Should people with T1D get the vaccine?

It’s important to remember that having Type 1 diabetes does not seem to put anyone more at risk for contracting the novel coronavirus, but other factors like older age, high-exposure employment, consistently elevated blood glucose levels, or other non-diabetes related health factors like obesity and hypertension may increase your risk of infection. 

We also know that diabetes care itself is made far more complicated after contracting COVID-19 and protecting anyone with diabetes from getting COVID-19 is our ultimate goal. That’s why we encourage everyone with diabetes to get vaccinated as soon as possible.

Once you are able to get your vaccine, keep practicing safety measures to help keep us safe until we’re all safe.

What about kids with T1D?

In May 2021, the Pfizer/BioNTech vaccine was granted an emergency use authorization by the FDA and the CDC for people aged 12 through 15. This approval followed vaccine trials that specifically focused on how the immune systems of youth aged 12 to 15 would handle the vaccine, with trials for those aged 11 and younger currently underway. Youth trials of the Pfizer/BioNTech vaccine have shown similar efficacy and side effects for those aged 12 and above as with adults—the vaccine was proven to be safe and effective, protecting all individuals from severe symptoms or outcomes of COVID-19, while having minimal and typical vaccine side effects.

Important to note is that children do not seem to be more likely to contract coronavirus or have severe outcomes from the COVID-19 disease. However, a very small number of children who did contract COVID-19 then ended up with a condition called Multisystem Inflammatory Syndrome (MIS-C), a condition where different body parts can become inflamed, including the heart, lungs, kidneys, brain, skin, eyes, or gastrointestinal organs. Ensuring your child does not contract COVID-19 is the best way to prevent the possibility of MIS-C.

Additionally, as we’ve seen throughout the pandemic, disparities are abundant. Native Hawaiian, Pacific Islander, American Indian, Alaskan Natives, and Hispanic children have experienced significantly higher rates of infection than their peers. Non-Hispanic Black children with T1D who contract COVID-19 are four times more likely to also experience DKA.

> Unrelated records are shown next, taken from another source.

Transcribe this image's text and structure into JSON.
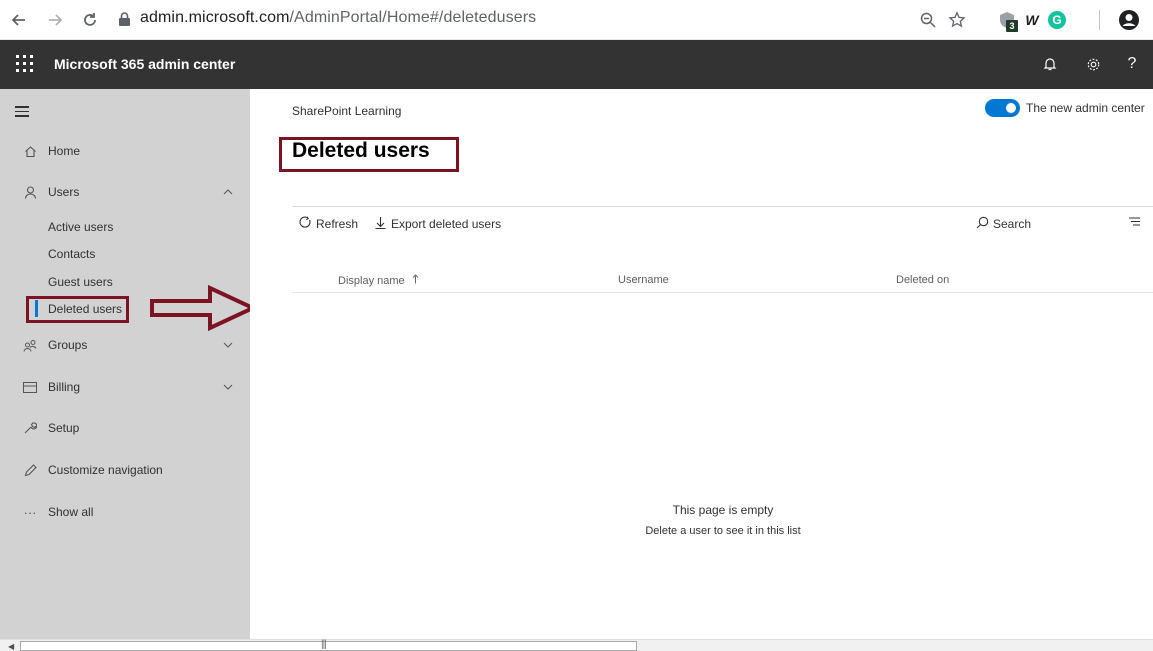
{
  "browser": {
    "url_host": "admin.microsoft.com",
    "url_path": "/AdminPortal/Home#/deletedusers",
    "extension_badge": "3",
    "ext_w_label": "W",
    "ext_g_label": "G"
  },
  "header": {
    "app_title": "Microsoft 365 admin center",
    "help_label": "?"
  },
  "sidebar": {
    "home": "Home",
    "users": "Users",
    "users_sub": [
      "Active users",
      "Contacts",
      "Guest users",
      "Deleted users"
    ],
    "groups": "Groups",
    "billing": "Billing",
    "setup": "Setup",
    "customize": "Customize navigation",
    "show_all": "Show all",
    "show_all_icon": "···"
  },
  "main": {
    "org_name": "SharePoint Learning",
    "toggle_label": "The new admin center",
    "page_title": "Deleted users",
    "commands": {
      "refresh": "Refresh",
      "export": "Export deleted users",
      "search": "Search"
    },
    "columns": {
      "display_name": "Display name",
      "username": "Username",
      "deleted_on": "Deleted on"
    },
    "empty_title": "This page is empty",
    "empty_subtitle": "Delete a user to see it in this list"
  },
  "colors": {
    "header_bg": "#333333",
    "sidebar_bg": "#d2d2d2",
    "accent": "#0078d4",
    "annotation": "#7b1322"
  },
  "icons": [
    "back-icon",
    "forward-icon",
    "reload-icon",
    "lock-icon",
    "zoom-icon",
    "star-icon",
    "profile-icon",
    "waffle-icon",
    "bell-icon",
    "gear-icon",
    "help-icon",
    "hamburger-icon",
    "home-icon",
    "user-icon",
    "group-icon",
    "billing-icon",
    "setup-icon",
    "pencil-icon",
    "refresh-icon",
    "download-icon",
    "search-icon",
    "filter-icon",
    "sort-up-icon"
  ]
}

So while generally children are less likely to contract the coronavirus, it is important to remain vigilant and continue practicing measures to protect everyone – like wearing a mask and social distancing – to keep everyone safe until we’re all safe.

Every vaccine taken decreases the risk and prevents the spread of COVID-19. While it is frustrating to watch the logistical mess, the more people who get vaccinated quickly the better, and in the meantime, continue to practice safe measures that protect you and your loved ones from COVID-19, including doing your best to keep tight control of your blood sugar levels, wearing a mask and physical distancing from anyone outside of your household, and avoiding indoor gatherings. 

For a deeper dive into the science of and trials for the COVID-19 vaccines, visit Diabetes + COVID-19 Vaccines: What You Need to Know.

WRITTEN BY Lala Jackson, POSTED 01/08/21, UPDATED 07/08/21

Lala is a communications strategist who has lived with Type 1 diabetes since 1997. She worked across med-tech, business incubation, library tech, and wellness before landing in the T1D non-profit space in 2016. A bit of a nomad, she grew up primarily bouncing between Hawaii and Washington state and graduated from the University of Miami. You can usually find her reading, preferably on a beach.